4. A tailor's ham is essential when pressing a shirt collar, imo. I bought a Dritz but if I had it to do over again I'd get one of Sunni's (The Cupcake Goddess) for sale in her Etsy shop. Looks like the shop is closed for vacation but let's see if we can get her to re-open!
5. A wood point presser with clapper (the heavy bottom) is also handy to have around when you're pressing or ironing. The clapper makes creases razor sharp and flat as can be. I use it more with wool than cotton, but it's a wonderful tool and oddly not so easy to find for sale.
6. Needless to say a good heavy iron is a must. I'm a big believer in the "sew as you go" adage. I finger press when I have to or when the fabric doesn't press sharply (like flannel), but it makes a huge positive difference in the way finished garments look.
You'll also want...
7. A sharp seam ripper (When's the last time you replaced yours?) and a seam gauge. These two tools are cheap and easy to find. Buy two so you never have to look for one in the middle of a project.
Now for some specialized tools...
8. Rolled hem feet are great for finishing shirt hems but I must admit I rarely use them. I usually just roll up 1/8 inch, stitch, and then roll up again. These feet require practice and since they won't stitch over a seam, you'll have to stop and start multiple times when finishing a shirt hem unless you hem the individual pieces before you stitch them together, in which case you'd better make sure everything's lined up beforehand. You probably own one of these already but to me they're not essential.
9. Ditto this felling foot. I bought it on David Coffin's recommendation and haven't used it though I've sewn miles of flat felled seams. We'll be talking a lot more about seams and maybe I'll give this little foot a shot. It wasn't cheap. It just sits but I can't blame David for that; I just don't see the need for it.

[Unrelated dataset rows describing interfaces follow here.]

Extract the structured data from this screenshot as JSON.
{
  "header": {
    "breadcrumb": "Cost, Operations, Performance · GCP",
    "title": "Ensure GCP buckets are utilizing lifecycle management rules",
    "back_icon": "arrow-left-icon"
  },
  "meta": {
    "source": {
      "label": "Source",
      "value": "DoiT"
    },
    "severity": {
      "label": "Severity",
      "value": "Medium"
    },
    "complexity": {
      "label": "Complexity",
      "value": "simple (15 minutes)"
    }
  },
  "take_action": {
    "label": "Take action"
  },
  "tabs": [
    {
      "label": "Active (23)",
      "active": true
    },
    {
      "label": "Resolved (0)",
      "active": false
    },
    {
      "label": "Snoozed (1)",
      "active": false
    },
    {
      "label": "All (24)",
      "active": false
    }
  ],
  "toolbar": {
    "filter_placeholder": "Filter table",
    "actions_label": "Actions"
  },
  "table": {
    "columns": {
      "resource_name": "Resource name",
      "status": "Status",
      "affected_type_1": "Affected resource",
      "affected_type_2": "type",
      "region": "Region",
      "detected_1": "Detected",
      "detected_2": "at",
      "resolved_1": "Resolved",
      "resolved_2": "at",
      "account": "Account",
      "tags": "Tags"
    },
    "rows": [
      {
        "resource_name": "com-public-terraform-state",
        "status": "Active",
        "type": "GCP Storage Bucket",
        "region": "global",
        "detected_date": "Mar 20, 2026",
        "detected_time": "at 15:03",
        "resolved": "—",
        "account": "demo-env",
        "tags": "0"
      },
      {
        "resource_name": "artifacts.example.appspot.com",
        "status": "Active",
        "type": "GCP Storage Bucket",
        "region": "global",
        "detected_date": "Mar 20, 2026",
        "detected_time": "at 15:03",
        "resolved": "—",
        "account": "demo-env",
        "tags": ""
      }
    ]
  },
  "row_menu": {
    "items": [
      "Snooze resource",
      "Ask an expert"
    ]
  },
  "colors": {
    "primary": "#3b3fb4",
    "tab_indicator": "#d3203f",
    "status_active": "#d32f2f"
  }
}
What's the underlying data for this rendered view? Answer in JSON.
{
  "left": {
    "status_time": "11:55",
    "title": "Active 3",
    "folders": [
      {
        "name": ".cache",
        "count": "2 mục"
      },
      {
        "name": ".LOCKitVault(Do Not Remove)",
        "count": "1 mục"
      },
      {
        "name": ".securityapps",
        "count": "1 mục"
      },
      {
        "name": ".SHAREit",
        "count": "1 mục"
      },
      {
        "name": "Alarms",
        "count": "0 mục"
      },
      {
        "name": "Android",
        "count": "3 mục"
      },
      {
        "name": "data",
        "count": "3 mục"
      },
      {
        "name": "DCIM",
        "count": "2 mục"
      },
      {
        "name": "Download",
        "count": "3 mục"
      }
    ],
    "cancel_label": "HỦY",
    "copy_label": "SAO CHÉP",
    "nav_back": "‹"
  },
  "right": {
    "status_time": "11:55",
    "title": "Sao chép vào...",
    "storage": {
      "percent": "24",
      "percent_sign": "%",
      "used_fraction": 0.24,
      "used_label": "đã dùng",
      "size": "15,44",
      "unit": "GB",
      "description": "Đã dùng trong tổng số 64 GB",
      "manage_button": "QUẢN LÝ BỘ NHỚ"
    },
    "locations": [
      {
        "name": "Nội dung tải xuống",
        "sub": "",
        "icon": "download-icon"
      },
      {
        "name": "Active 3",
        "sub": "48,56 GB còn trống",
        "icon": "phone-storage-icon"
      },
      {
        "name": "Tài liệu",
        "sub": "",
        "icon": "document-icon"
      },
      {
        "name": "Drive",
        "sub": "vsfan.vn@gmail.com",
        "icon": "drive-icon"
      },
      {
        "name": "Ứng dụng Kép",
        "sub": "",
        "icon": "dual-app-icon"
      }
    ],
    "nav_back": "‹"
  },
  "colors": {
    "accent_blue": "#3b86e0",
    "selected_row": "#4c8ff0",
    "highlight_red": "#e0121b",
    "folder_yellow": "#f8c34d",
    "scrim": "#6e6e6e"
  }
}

10. This little button sewing foot on the other hand is great. I rarely sew buttons on by hand, preferring instead my Viking zigzagger which has a low shank attachment for snap-on feet. I tape the button to the fabric first, which helps hold it in place.
I bought a whole set of snap-on attachment feet -- much cheaper than buying them one at at a time even though there are a few in the set I never use. You can find these sets all over eBay.
And speaking of buttons...
11. Nothing screams home-sewn more than oversized shirt buttons. I generally use vintage plastic shirt buttons but you can use new ones, obviously. Some might prefer shell buttons for a fancier look, but do keep them small. Look at an RTW shirt you or a man in your life owns to get the size right.
Which leads to...
12. I love my Singer buttonholer attachment. It makes beautiful buttonholes.
You may prefer a more rectangular (as opposed to oval) hole, which I've seen on more modern machines. You shouldn't have to struggle with buttonholes but I suspect many people do. I open up mine with a seam ripper but first I fill the little well (i.e., the inside of the buttonhole) with....
13. I HATE the smell of Fray Check -- it literally nauseates me -- but I can't deny this stuff works. I've made some buttonhole blunders occasionally and Fray Check has saved the day by making sure the fabric stays intact. It's something of a love/hate relationship, obviously. I also grow tired of sticking a pin in the top to keep it flowing. (After I apply it I let it dry, by the way, before opening the buttonhole.)
14. You've heard me go on about straight stitch sewing machines so I'll be brief. Nothing sews shirts better or more accurately. Want to know why? Watch my topstitching video. Given that you can often buy a vintage straight stitch sewing machine for less than you'd pay for an iron, I think it's a great investment for the garment sewer, but not everybody wants one or has room for one and I get that.
These are not rules, but merely suggestions.
Friends, that's it. Have I missed anything? Is there a tool you use regularly when making shirts (or blouses) that you couldn't do without? Do tell!
I'll have a few more surprises tomorrow, including an
Is this helpful? Hope so! Any questions? Just ask.
Have a great day, everybody!
PS - You still have till midnight tonight (EST) to enter my men's shirt pattern GIVEAWAY. See details in yesterday's post.